Australians are renowned for their love of good food and wine, and with such a vast country with such varied conditions, they are able to produce outstanding produce and stunning wines. Nearly all cities within Australia are host to a food and wine festival at sometime during the year, but the smaller regional festivals should not be overlooked with their friendly small town hospitality and fresh regional produce. Most of the fresh food we eat comes from these country areas along with Australia’s internationally renowned wines and stickies.
The Orange F.O.O.D Week is a highlight of the Australian food calendar with many events selling out within hours of them being announced. The festival runs over a week in the middle of April and boasts several major events along with an almost unlimited number of smaller events run by local eateries and wineries. The festival highlights this year include ‘Forage’, a gentle 3.5km meander through vineyards, along sheep tracks and through cattle country, stopping every 500m or so to sample local produce and hear informative talks about the local growing conditions and their effect on regional produce. Tickets to this are limited and include bus to the walk, food and wine. The 100-Mile Dinner is another highlight and offers a unique outdoor dining experience showcasing the local produce from within a 100 mile radius. The dinner is a 7 course degustation served at communal tables, each course supplied by one of the participating towns within the region. The Night Market is also not to be missed and features 40 stalls spruiking the best food and wine from the region, along with the chance to meet the producers, chefs and cooks. The F.O.O.D Train from Sydney is the ideal way to enjoy the festival and departs and returns to Central Station in Sydney. The Train included breakfast with ‘bubbles’, two night’s accommodation in Orange, tickets to Forage and most meals. Other events are too numerous to list but include pop up cellar doors, gourmet BBQs in the park, Fiesta in the Courtyard, cheese tastings, apple tastings and much much more. The festival is hugely popular so Orange accommodation needs to be booked early or you may miss out.

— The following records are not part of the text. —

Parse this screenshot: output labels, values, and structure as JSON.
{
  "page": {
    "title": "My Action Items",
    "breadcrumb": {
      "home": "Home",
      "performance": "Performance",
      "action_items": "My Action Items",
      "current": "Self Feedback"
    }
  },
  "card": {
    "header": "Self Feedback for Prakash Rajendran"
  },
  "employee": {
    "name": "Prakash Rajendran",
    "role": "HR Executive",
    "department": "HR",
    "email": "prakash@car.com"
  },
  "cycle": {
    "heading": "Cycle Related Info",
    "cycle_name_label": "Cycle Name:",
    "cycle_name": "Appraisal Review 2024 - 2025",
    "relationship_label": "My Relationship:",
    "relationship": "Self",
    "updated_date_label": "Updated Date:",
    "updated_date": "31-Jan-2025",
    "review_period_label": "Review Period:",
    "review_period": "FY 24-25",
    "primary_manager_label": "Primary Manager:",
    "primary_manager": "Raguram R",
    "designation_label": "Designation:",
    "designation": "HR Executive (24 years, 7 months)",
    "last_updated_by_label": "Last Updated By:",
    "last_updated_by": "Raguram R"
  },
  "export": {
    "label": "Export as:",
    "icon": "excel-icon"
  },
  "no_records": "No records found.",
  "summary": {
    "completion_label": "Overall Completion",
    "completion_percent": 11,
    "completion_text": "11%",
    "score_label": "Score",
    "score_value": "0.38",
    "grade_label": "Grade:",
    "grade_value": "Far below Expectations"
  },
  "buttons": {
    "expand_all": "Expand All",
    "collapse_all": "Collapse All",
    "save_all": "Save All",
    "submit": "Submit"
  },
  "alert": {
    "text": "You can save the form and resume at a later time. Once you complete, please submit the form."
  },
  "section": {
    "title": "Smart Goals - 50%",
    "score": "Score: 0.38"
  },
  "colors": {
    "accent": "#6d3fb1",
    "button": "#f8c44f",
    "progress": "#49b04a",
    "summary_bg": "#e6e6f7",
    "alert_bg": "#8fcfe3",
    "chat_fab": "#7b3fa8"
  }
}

Although, nowhere near the scale of Orange F.O.O.D Week, the one day Collector Village Pumpkin Festival near Goulburn, now in its 10th year, is gaining a reputation of being a fun-filled, not to be missed family festival. The festival, at the beginning of May, is focused around the local production of pumpkins with its main event being a giant pumpkin growing competition. There are over 80 stalls to explore, offering all things pumpkin (scones, soup etc.), local produce, local arts and activities. Vintage farm machinery, classic cars and rural demonstrations, live music and entertainment and the biggest display of giant pumpkins in the country complete the day’s activities. The event culminates in a supper dance where the locals and visitors get to kick up their heels and share some homemade country delights. All proceeds from the supper dance go back to the local community. There are some accommodation options in Collector but nearby Goulburn accommodation is more plentiful and varied.
Moree on a Plate, held in the small northern New South Wales town of Moree in May, is another small family orientated festival that packs a lot into a small time. The one day event focuses on the locally grown produce and features cooking demonstrations, guest chefs, TV personalities, cooking challenges and tastings. There is also a fun range of activities for the kids. The BBQ Challenge is a festival highlight which incorporates three rounds of preparation, barbecuing and judging with the winner being crowned ‘Moree on a Plate BBQ Challenge Winner’. There is also a gala evening, local art exhibition and live music. Moree accommodation is limited so plan ahead and book your room early.
There are so many food and wine events throughout New South Wales and Australia, some big, some small. Real foodies will enjoy the smaller festivals just as much as the larger ones, as the small town community and country hospitality offer not only a taste of county style food but an insight into the way the rural community live and function.